··· INPUT RECORDS

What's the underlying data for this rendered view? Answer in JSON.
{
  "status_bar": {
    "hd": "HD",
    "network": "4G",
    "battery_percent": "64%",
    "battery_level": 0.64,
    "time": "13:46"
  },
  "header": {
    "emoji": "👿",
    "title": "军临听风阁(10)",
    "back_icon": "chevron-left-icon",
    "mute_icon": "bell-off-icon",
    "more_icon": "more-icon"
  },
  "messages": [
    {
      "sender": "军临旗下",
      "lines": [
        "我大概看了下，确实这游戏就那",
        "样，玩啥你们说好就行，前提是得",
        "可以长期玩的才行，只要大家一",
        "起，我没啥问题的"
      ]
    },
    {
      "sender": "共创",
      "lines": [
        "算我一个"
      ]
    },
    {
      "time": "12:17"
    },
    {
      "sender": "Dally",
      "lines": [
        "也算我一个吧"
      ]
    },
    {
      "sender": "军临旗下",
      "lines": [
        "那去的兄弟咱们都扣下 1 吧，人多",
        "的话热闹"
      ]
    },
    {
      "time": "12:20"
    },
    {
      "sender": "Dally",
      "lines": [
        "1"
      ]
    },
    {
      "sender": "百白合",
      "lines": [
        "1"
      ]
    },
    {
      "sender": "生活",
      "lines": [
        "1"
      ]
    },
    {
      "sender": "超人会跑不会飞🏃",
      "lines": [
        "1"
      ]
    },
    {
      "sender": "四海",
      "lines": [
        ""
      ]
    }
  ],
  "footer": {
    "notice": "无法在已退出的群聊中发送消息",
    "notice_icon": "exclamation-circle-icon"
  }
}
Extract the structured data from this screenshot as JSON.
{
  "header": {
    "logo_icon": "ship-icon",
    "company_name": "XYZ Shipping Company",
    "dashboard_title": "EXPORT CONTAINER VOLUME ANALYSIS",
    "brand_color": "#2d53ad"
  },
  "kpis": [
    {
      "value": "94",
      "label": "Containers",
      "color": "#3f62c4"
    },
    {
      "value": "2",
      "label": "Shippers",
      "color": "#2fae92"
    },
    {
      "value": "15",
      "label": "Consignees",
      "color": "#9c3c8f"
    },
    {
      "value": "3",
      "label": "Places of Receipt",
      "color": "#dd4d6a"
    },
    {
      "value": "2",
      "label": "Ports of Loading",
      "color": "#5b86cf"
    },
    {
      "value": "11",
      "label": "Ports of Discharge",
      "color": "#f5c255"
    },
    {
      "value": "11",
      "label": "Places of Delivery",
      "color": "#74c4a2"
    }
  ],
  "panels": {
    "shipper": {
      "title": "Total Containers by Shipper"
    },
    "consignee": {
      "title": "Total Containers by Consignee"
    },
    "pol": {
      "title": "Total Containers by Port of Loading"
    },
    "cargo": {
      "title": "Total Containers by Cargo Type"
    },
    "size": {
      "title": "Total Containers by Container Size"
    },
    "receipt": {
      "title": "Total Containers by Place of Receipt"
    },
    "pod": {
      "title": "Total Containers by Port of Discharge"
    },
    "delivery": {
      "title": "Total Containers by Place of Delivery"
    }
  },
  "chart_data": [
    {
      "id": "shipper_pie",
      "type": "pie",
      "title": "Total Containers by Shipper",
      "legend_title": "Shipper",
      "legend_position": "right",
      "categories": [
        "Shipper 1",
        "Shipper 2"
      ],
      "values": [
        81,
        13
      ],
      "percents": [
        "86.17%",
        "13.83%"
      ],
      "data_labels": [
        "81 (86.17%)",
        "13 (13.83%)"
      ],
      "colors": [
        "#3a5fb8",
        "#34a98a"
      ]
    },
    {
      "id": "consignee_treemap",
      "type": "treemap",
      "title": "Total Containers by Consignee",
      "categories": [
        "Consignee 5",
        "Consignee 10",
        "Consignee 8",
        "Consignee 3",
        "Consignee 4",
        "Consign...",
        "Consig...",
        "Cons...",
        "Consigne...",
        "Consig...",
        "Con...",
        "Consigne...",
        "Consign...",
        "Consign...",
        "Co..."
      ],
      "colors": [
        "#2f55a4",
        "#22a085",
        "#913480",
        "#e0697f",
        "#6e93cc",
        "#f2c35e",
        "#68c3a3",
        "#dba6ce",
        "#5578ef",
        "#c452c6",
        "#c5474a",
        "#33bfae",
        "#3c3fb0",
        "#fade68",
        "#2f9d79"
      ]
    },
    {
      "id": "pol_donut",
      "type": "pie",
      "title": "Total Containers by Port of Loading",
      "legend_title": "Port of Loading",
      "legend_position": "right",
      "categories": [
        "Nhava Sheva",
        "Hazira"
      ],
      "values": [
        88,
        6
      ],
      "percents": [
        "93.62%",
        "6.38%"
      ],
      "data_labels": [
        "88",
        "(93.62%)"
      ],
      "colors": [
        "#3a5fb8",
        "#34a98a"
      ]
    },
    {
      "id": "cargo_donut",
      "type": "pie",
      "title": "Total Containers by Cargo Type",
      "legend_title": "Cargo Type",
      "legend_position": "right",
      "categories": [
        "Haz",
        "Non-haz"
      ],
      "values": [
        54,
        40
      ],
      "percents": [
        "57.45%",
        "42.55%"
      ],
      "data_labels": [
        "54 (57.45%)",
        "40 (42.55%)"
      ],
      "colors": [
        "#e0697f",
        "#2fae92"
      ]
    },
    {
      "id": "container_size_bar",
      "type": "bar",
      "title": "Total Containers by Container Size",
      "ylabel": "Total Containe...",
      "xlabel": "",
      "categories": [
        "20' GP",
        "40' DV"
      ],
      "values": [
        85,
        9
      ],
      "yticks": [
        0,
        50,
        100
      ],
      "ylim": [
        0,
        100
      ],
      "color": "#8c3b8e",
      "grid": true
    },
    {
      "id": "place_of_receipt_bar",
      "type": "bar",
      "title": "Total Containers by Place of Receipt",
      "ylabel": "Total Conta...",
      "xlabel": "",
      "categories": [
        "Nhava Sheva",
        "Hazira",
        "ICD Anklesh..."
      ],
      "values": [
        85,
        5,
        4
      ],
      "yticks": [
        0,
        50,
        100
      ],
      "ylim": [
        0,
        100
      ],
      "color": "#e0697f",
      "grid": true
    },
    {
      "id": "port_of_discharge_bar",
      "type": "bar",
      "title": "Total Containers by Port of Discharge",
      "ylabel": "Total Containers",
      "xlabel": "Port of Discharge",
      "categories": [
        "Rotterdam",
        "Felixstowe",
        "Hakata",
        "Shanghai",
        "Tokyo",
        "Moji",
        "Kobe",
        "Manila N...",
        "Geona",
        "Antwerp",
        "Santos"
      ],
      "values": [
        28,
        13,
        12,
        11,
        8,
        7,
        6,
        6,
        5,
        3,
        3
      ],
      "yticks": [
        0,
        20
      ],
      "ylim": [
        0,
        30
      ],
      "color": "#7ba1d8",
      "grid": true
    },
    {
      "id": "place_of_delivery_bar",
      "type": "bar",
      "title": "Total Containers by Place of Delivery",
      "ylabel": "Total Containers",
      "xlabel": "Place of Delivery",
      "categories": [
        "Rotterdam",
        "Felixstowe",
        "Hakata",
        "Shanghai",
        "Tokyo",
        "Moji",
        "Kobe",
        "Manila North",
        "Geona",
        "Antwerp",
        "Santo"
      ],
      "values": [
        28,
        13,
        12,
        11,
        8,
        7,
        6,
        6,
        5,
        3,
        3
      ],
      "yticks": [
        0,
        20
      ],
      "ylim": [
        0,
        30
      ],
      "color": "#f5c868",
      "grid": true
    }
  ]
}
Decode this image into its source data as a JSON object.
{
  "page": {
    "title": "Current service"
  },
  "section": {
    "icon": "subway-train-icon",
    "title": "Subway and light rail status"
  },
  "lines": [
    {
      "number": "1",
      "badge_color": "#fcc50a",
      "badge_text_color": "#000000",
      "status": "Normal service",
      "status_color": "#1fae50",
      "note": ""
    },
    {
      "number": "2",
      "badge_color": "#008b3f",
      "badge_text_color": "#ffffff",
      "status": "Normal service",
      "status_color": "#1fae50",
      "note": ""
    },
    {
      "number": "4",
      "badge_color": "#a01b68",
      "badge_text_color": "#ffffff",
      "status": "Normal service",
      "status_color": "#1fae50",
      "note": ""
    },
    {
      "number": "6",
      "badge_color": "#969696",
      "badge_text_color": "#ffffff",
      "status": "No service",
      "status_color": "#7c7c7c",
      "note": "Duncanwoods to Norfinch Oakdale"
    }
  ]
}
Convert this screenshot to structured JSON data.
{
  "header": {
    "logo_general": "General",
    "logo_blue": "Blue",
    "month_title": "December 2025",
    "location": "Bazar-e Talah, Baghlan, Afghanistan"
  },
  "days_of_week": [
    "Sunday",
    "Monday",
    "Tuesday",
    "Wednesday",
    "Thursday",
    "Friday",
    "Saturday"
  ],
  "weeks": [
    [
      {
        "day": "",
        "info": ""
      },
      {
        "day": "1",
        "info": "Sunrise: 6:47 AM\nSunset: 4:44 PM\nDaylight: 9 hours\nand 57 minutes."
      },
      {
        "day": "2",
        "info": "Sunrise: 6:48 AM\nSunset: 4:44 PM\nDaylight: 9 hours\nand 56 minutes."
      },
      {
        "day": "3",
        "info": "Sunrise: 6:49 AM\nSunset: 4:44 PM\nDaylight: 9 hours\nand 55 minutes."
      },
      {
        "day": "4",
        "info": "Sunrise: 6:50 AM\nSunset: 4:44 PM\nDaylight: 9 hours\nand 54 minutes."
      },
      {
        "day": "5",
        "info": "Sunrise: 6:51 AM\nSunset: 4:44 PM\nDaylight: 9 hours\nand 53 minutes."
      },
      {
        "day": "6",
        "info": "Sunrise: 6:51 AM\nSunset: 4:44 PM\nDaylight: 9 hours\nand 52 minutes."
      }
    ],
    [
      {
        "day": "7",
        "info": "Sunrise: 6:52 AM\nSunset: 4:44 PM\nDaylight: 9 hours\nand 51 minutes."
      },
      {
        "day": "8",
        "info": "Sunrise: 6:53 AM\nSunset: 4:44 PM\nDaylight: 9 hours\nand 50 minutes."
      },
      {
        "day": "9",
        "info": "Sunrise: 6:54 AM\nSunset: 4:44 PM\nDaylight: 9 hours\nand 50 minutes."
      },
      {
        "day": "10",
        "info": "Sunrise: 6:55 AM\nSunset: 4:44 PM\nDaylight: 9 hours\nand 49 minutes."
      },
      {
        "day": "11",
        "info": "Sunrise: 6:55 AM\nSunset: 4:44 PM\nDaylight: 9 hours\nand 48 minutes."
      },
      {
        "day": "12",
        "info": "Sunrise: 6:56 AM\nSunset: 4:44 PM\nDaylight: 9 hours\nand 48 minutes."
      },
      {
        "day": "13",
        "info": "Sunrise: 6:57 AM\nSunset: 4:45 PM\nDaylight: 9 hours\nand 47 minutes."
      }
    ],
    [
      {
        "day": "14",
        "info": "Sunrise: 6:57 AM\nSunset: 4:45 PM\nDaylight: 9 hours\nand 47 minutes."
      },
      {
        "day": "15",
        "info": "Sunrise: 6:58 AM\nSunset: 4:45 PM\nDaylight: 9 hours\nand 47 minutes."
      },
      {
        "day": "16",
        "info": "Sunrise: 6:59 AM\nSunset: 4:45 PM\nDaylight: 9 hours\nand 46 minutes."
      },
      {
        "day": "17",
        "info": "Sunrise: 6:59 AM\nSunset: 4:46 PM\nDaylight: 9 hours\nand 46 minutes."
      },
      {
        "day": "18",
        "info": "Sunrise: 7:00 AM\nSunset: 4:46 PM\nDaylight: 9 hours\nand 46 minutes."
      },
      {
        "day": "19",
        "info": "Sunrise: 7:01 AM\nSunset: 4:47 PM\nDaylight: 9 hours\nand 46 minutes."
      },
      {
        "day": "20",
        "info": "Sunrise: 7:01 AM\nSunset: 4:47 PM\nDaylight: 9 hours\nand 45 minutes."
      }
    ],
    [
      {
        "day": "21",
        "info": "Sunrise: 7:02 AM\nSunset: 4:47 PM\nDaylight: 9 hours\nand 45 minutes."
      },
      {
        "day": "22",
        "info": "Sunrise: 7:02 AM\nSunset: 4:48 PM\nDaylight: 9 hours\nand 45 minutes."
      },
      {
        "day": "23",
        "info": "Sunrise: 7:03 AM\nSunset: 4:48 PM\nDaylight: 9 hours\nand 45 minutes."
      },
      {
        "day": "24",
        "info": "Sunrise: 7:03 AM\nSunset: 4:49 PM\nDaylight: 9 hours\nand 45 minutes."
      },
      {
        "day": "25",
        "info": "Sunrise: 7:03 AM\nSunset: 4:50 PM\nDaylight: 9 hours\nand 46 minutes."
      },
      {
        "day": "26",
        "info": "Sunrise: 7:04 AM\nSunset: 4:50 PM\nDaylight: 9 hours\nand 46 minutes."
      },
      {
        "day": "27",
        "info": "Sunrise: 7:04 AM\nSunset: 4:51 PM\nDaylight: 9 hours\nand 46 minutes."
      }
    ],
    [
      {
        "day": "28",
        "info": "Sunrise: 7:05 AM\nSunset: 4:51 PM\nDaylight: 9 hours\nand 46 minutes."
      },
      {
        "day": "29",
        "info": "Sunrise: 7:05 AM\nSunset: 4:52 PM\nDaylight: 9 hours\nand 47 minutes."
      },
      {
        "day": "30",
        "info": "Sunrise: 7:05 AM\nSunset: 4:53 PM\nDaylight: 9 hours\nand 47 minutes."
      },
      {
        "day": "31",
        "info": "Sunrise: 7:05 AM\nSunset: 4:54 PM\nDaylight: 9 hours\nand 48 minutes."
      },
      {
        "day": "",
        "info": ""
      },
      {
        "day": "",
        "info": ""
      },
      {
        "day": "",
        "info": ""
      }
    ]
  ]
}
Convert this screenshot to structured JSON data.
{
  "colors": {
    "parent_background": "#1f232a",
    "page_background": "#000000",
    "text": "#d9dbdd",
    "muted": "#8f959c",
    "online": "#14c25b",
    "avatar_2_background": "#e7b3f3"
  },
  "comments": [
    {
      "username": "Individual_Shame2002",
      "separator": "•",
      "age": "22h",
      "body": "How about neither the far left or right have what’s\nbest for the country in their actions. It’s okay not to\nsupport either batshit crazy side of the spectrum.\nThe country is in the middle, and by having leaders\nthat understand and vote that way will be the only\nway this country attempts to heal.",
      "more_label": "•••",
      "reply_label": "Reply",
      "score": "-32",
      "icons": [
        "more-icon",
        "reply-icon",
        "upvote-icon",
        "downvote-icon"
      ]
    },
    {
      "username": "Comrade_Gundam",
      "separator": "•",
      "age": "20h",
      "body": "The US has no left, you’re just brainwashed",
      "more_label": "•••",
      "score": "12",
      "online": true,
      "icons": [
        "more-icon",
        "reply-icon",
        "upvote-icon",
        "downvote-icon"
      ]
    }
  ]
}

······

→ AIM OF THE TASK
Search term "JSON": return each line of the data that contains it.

→ RESPONSE BELOW
What's the underlying data for this rendered view? Answer in JSON.
Extract the structured data from this screenshot as JSON.
Decode this image into its source data as a JSON object.
Convert this screenshot to structured JSON data.
Convert this screenshot to structured JSON data.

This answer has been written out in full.